Pre-Algebra is the introduction of abstract and algebraic thought to the mathematical education. The focus moves from learning mathematical techniques (such as addition, subtraction, multiplication, division, distributive property, exponents, etc.) to learning how and when to apply the different techniques students have previously learned. This prepares them for the abstract nature of algebra and the rest of mathematics.

The class begins with solving equations and inequalities, predominantly with whole numbers. This allows students to grow comfortable with the rules and steps required to solve increasingly complex equations. Once they are comfortable with that, fractions are introduced, including ratios, proportions and percents, all while working within the framework of solving equations. After that, the focus moves to linear equations (with two variables), where they learn to work with two variable equations. The class concludes with an introduction to concepts in geometry and trigonometry.

Algebra 1 focuses on the development of algebraic skills and concepts necessary for students to be successful in higher-level mathematics courses. Students also learn how to apply these skills in a wide range of problem solving situations. The concepts of relations and functions are explored in detail throughout the course, as is the use of graphing (both by hand and using a graphing calculator) to find solution sets. In addition we participate in two national competitions: AMC-8 and Math Olympiad.

The class begins by reviewing and expanding on skills taught in pre-algebra skills needed to solve basic and complex equations and inequalities involving one variable. Ratios, proportions, and percents are also reviewed along with their corresponding applications. We then move on to cover linear equations and inequalities in depth, along with systems of equations and inequalities. Next we go into polynomials, factoring and quadratic functions. We finish the year with an introduction to rational functions.

Guided by the essential questions, “What is proof and what makes a good proof?” students explore geometry using inductive and deductive methods. This course includes a substantial amount of writing and is supplemented with problems from the Drexel Math Forum’s Problem of the Week (POW). Students are expected to solve problems at the board in front of the class and develop confidence doing so. Students also participate in the annual Mathematical Association of America’s AMC-8 math competition. The text used is *Discovering Geometry* by Michael Serra. Students maintain a portfolio of conjectures and POW reports.
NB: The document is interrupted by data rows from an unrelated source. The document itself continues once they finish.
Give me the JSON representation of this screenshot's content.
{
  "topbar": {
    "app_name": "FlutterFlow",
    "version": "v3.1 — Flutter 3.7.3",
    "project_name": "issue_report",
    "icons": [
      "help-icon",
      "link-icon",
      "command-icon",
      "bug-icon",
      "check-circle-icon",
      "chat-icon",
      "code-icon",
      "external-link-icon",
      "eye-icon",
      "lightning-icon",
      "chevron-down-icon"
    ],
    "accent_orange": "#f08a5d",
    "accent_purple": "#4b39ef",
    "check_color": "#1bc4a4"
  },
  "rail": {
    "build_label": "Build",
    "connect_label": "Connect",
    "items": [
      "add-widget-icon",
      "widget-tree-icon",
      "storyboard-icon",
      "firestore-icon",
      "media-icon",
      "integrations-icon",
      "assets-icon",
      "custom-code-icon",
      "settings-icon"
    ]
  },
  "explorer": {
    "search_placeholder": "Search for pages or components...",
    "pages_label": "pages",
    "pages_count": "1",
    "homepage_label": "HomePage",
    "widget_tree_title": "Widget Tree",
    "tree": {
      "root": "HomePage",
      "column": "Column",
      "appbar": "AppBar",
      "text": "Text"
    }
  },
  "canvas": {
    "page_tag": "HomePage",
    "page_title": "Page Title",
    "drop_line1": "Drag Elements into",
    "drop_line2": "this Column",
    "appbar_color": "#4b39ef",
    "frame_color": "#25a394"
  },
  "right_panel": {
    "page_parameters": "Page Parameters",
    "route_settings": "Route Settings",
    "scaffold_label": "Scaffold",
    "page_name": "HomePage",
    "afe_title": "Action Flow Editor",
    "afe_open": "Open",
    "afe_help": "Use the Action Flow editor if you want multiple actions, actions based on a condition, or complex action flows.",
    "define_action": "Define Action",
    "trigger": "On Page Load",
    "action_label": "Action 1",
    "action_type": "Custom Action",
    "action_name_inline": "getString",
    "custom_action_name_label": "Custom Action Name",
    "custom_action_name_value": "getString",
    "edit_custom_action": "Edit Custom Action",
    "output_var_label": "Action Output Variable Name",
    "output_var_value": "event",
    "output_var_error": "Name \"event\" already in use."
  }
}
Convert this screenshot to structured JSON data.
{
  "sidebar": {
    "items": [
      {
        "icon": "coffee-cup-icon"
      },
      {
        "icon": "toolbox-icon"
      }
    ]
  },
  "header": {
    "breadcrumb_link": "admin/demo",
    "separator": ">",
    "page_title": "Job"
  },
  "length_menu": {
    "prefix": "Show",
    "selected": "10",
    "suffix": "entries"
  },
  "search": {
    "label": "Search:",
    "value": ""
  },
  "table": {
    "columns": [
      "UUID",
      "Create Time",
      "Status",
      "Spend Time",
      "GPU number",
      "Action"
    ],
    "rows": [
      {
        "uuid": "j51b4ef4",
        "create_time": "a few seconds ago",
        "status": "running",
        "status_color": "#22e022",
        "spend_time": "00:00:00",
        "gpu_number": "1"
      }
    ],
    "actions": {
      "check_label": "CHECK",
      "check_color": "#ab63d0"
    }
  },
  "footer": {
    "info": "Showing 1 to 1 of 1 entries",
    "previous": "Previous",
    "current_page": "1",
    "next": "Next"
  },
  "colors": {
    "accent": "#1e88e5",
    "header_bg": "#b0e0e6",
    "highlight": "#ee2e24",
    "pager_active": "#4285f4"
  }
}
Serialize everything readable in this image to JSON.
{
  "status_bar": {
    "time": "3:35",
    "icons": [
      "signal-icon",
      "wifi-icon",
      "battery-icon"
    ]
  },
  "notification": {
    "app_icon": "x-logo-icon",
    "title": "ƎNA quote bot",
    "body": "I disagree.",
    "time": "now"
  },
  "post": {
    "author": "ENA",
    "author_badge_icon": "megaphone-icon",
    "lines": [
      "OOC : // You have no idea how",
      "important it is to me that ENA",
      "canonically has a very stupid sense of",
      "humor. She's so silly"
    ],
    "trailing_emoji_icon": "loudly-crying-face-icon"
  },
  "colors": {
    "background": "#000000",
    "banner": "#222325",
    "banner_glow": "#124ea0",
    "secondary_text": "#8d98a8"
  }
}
Roughly a month is dedicated to a review of topics from Algebra I, extending the treatment to a more advanced level. For that part of the course, students use the text *Intermediate Algebra* by Lial, Hornsby and McGinnis.